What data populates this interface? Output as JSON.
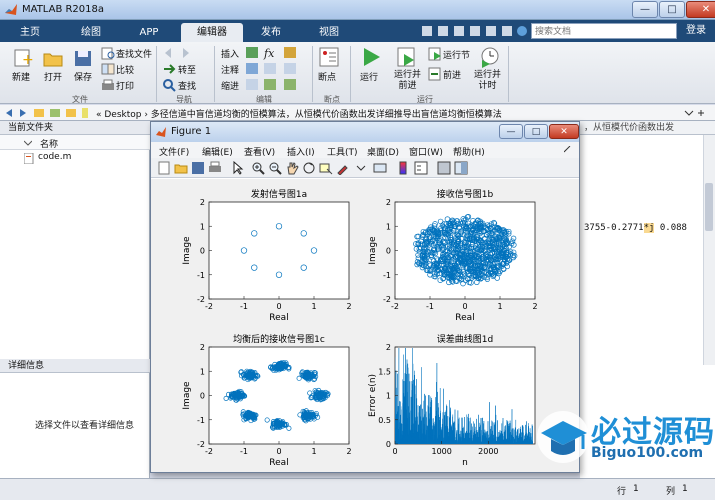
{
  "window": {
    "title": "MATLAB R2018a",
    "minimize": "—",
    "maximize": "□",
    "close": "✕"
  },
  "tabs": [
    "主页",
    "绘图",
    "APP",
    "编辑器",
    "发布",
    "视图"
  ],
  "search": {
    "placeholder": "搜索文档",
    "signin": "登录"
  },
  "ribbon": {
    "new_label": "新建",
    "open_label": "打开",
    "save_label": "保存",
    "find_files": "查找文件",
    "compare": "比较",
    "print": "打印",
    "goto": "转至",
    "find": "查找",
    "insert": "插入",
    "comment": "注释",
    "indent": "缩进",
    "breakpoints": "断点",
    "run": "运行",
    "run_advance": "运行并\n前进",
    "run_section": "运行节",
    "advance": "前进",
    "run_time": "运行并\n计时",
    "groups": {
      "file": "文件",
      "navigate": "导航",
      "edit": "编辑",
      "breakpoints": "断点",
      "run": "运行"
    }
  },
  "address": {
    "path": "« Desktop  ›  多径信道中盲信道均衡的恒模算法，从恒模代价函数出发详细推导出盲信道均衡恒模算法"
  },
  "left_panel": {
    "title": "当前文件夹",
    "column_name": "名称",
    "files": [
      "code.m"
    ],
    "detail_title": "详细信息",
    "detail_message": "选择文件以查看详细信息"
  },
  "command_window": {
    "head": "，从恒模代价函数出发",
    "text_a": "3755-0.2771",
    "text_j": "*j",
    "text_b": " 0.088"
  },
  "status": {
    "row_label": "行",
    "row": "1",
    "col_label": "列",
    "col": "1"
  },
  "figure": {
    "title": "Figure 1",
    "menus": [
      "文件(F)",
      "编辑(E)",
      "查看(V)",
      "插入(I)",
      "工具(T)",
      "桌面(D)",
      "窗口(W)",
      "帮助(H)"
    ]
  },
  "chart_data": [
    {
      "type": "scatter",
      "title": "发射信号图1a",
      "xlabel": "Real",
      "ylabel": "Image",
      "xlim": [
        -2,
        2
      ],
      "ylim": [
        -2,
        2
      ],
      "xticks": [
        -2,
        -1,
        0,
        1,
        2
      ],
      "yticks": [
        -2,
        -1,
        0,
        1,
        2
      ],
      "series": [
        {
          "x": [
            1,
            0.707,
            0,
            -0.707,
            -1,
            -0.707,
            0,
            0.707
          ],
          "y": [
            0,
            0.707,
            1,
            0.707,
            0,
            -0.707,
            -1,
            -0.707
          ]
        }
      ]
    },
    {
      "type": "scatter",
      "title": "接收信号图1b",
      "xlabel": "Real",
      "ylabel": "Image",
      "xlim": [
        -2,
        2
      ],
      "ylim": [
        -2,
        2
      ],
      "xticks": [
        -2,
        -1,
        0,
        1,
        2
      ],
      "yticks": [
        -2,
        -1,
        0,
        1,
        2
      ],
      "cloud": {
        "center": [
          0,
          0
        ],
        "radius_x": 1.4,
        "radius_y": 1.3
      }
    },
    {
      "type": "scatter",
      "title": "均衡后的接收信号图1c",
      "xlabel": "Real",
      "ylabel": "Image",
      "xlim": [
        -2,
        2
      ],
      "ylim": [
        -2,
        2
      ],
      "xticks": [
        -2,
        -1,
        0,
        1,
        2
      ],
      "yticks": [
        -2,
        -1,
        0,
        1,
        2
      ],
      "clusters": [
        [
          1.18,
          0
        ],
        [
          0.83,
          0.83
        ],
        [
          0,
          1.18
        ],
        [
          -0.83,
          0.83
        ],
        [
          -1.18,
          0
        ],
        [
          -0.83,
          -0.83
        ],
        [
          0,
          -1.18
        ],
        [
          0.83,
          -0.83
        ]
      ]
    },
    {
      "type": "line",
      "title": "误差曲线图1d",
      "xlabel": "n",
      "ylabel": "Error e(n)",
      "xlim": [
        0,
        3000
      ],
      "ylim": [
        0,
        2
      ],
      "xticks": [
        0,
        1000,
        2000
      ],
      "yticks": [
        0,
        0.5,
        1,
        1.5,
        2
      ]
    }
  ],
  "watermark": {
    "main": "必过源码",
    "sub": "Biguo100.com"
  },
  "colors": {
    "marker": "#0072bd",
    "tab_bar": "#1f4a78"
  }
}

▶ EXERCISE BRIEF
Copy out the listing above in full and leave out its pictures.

▶ EXERCISE SOLUTION
What data populates this interface? Output as JSON.
{
  "window": {
    "title": "MATLAB R2018a",
    "minimize": "—",
    "maximize": "□",
    "close": "✕"
  },
  "tabs": [
    "主页",
    "绘图",
    "APP",
    "编辑器",
    "发布",
    "视图"
  ],
  "search": {
    "placeholder": "搜索文档",
    "signin": "登录"
  },
  "ribbon": {
    "new_label": "新建",
    "open_label": "打开",
    "save_label": "保存",
    "find_files": "查找文件",
    "compare": "比较",
    "print": "打印",
    "goto": "转至",
    "find": "查找",
    "insert": "插入",
    "comment": "注释",
    "indent": "缩进",
    "breakpoints": "断点",
    "run": "运行",
    "run_advance": "运行并\n前进",
    "run_section": "运行节",
    "advance": "前进",
    "run_time": "运行并\n计时",
    "groups": {
      "file": "文件",
      "navigate": "导航",
      "edit": "编辑",
      "breakpoints": "断点",
      "run": "运行"
    }
  },
  "address": {
    "path": "« Desktop  ›  多径信道中盲信道均衡的恒模算法，从恒模代价函数出发详细推导出盲信道均衡恒模算法"
  },
  "left_panel": {
    "title": "当前文件夹",
    "column_name": "名称",
    "files": [
      "code.m"
    ],
    "detail_title": "详细信息",
    "detail_message": "选择文件以查看详细信息"
  },
  "command_window": {
    "head": "，从恒模代价函数出发",
    "text_a": "3755-0.2771",
    "text_j": "*j",
    "text_b": " 0.088"
  },
  "status": {
    "row_label": "行",
    "row": "1",
    "col_label": "列",
    "col": "1"
  },
  "figure": {
    "title": "Figure 1",
    "menus": [
      "文件(F)",
      "编辑(E)",
      "查看(V)",
      "插入(I)",
      "工具(T)",
      "桌面(D)",
      "窗口(W)",
      "帮助(H)"
    ]
  },
  "chart_data": [
    {
      "type": "scatter",
      "title": "发射信号图1a",
      "xlabel": "Real",
      "ylabel": "Image",
      "xlim": [
        -2,
        2
      ],
      "ylim": [
        -2,
        2
      ],
      "xticks": [
        -2,
        -1,
        0,
        1,
        2
      ],
      "yticks": [
        -2,
        -1,
        0,
        1,
        2
      ],
      "series": [
        {
          "x": [
            1,
            0.707,
            0,
            -0.707,
            -1,
            -0.707,
            0,
            0.707
          ],
          "y": [
            0,
            0.707,
            1,
            0.707,
            0,
            -0.707,
            -1,
            -0.707
          ]
        }
      ]
    },
    {
      "type": "scatter",
      "title": "接收信号图1b",
      "xlabel": "Real",
      "ylabel": "Image",
      "xlim": [
        -2,
        2
      ],
      "ylim": [
        -2,
        2
      ],
      "xticks": [
        -2,
        -1,
        0,
        1,
        2
      ],
      "yticks": [
        -2,
        -1,
        0,
        1,
        2
      ],
      "cloud": {
        "center": [
          0,
          0
        ],
        "radius_x": 1.4,
        "radius_y": 1.3
      }
    },
    {
      "type": "scatter",
      "title": "均衡后的接收信号图1c",
      "xlabel": "Real",
      "ylabel": "Image",
      "xlim": [
        -2,
        2
      ],
      "ylim": [
        -2,
        2
      ],
      "xticks": [
        -2,
        -1,
        0,
        1,
        2
      ],
      "yticks": [
        -2,
        -1,
        0,
        1,
        2
      ],
      "clusters": [
        [
          1.18,
          0
        ],
        [
          0.83,
          0.83
        ],
        [
          0,
          1.18
        ],
        [
          -0.83,
          0.83
        ],
        [
          -1.18,
          0
        ],
        [
          -0.83,
          -0.83
        ],
        [
          0,
          -1.18
        ],
        [
          0.83,
          -0.83
        ]
      ]
    },
    {
      "type": "line",
      "title": "误差曲线图1d",
      "xlabel": "n",
      "ylabel": "Error e(n)",
      "xlim": [
        0,
        3000
      ],
      "ylim": [
        0,
        2
      ],
      "xticks": [
        0,
        1000,
        2000
      ],
      "yticks": [
        0,
        0.5,
        1,
        1.5,
        2
      ]
    }
  ],
  "watermark": {
    "main": "必过源码",
    "sub": "Biguo100.com"
  },
  "colors": {
    "marker": "#0072bd",
    "tab_bar": "#1f4a78"
  }
}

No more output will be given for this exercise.